Using ssh-copy-id:

ssh-copy-id {{ username }}@{{ host }}

This command will prompt you for the password. Note that this will automatically copy id_rsa.pub key from your local machine and paste it to your Droplet's ~/.ssh/authorized_keys file. If you've named your key something other than id_rsa, you can pass it with the -i flag to the command:

ssh-copy-id -i ~/.ssh/mykey {{ username }}@{{ host }}

To test whether this is done successfully:

ssh -i ~/.ssh/mykey {{ username }}@{{ host }}


Define the yml File

The final step is to put this all together.
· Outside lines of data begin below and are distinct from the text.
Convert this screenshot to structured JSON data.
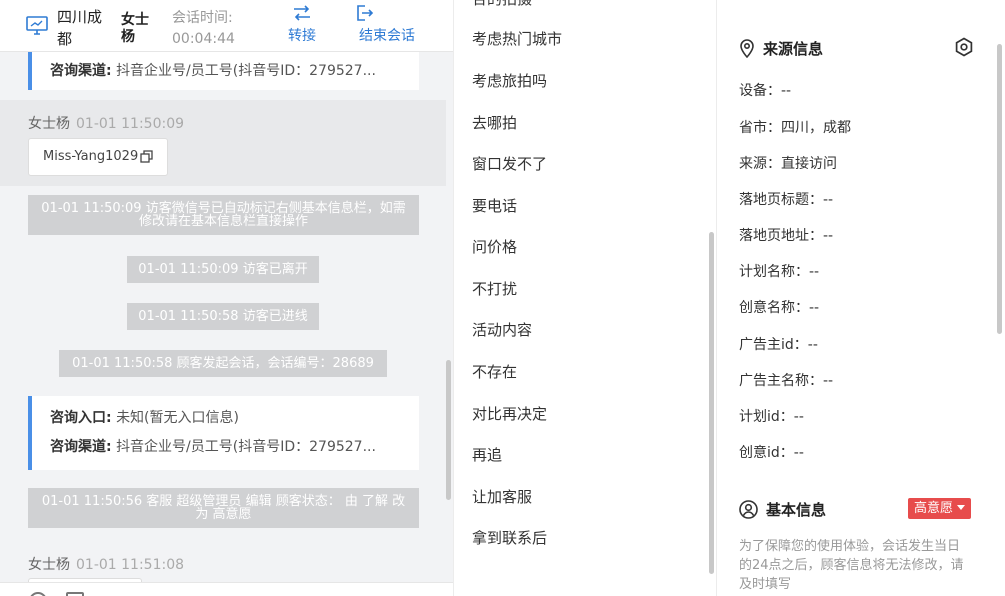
{
  "chat": {
    "header": {
      "location": "四川成都",
      "visitor_name": "女士杨",
      "time_label": "会话时间:",
      "time_value": "00:04:44",
      "transfer_label": "转接",
      "end_label": "结束会话"
    },
    "info_card_top": {
      "channel_label": "咨询渠道:",
      "channel_value": "抖音企业号/员工号(抖音号ID：279527..."
    },
    "visitor_msg_1": {
      "name": "女士杨",
      "time": "01-01 11:50:09",
      "wechat_chip": "Miss-Yang1029"
    },
    "system_messages": [
      "01-01 11:50:09 访客微信号已自动标记右侧基本信息栏，如需修改请在基本信息栏直接操作",
      "01-01 11:50:09 访客已离开",
      "01-01 11:50:58 访客已进线",
      "01-01 11:50:58 顾客发起会话，会话编号：28689"
    ],
    "info_card_bottom": {
      "entry_label": "咨询入口:",
      "entry_value": "未知(暂无入口信息)",
      "channel_label": "咨询渠道:",
      "channel_value": "抖音企业号/员工号(抖音号ID：279527..."
    },
    "status_change_message": "01-01 11:50:56 客服 超级管理员 编辑 顾客状态： 由 了解 改为 高意愿",
    "visitor_msg_2": {
      "name": "女士杨",
      "time": "01-01 11:51:08"
    }
  },
  "quick_replies": [
    "考虑热门城市",
    "考虑旅拍吗",
    "去哪拍",
    "窗口发不了",
    "要电话",
    "问价格",
    "不打扰",
    "活动内容",
    "不存在",
    "对比再决定",
    "再追",
    "让加客服",
    "拿到联系后"
  ],
  "source_info": {
    "title": "来源信息",
    "fields": [
      "设备：--",
      "省市：四川，成都",
      "来源：直接访问",
      "落地页标题：--",
      "落地页地址：--",
      "计划名称：--",
      "创意名称：--",
      "广告主id：--",
      "广告主名称：--",
      "计划id：--",
      "创意id：--"
    ]
  },
  "basic_info": {
    "title": "基本信息",
    "intent_badge": "高意愿",
    "notice": "为了保障您的使用体验，会话发生当日的24点之后，顾客信息将无法修改，请及时填写"
  },
  "colors": {
    "accent_blue": "#2f7bd4",
    "card_border": "#4a8fe7",
    "badge_red": "#e74c4c"
  },
  "icons": [
    "monitor-icon",
    "transfer-icon",
    "exit-icon",
    "copy-icon",
    "location-pin-icon",
    "settings-icon",
    "user-circle-icon"
  ]
}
We're basically taking each step during the manual deployment and adding them to a GitHub Actions workflow yml file:

name: Deploy to Digital Ocean

      - main

  REGISTRY: "registry.digitalocean.com/deno-on-digital-ocean"
  IMAGE_NAME: "deno-image"

    name: Build, Push, and Deploy
    runs-on: ubuntu-latest
    - name: Checkout main
      uses: actions/checkout@v2

    - name: Set $TAG from shortened sha
      run: echo "TAG=`echo ${GITHUB_SHA} | cut -c1-8`" >> $GITHUB_ENV

    - name: Build container image
      run: docker compose -f docker-compose.yml build

    - name: Tag container image
      run: docker tag ${{ env.IMAGE_NAME }} ${{ env.REGISTRY }}/${{ env.IMAGE_NAME }}:${{ env.TAG }}

    - name: Install `doctl`
      uses: digitalocean/action-doctl@v2
        token: ${{ secrets.DIGITALOCEAN_ACCESS_TOKEN }}

    - name: Log in to Digital Ocean Container Registry
      run: doctl registry login --expiry-seconds 600

    - name: Push image to Digital Ocean Container Registry
      run: docker push ${{ env.REGISTRY }}/${{ env.IMAGE_NAME }}:${{ env.TAG }}

    - name: Deploy via SSH
      uses: appleboy/ssh-action@master
        host: ${{ secrets.DIGITALOCEAN_HOST }}
        username: ${{ secrets.DIGITALOCEAN_USERNAME }}
        key: ${{ secrets.DIGITALOCEAN_SSHKEY }}
        script: |
          # Login to Digital Ocean Container Registry
          docker login -u ${{ secrets.DIGITALOCEAN_ACCESS_TOKEN }} -p ${{ secrets.DIGITALOCEAN_ACCESS_TOKEN }} registry.digitalocean.com
          # Stop and remove a running image.
          docker stop ${{ env.IMAGE_NAME }}
          docker rm ${{ env.IMAGE_NAME }}
          # Run a new container from a new image
          docker run -d --restart always -it -p 8000:8000 --name ${{ env.IMAGE_NAME }} ${{ env.REGISTRY }}/${{ env.IMAGE_NAME }}:${{ env.TAG }}

When you push to GitHub, this yml file is automatically detected, triggering the Deploy action.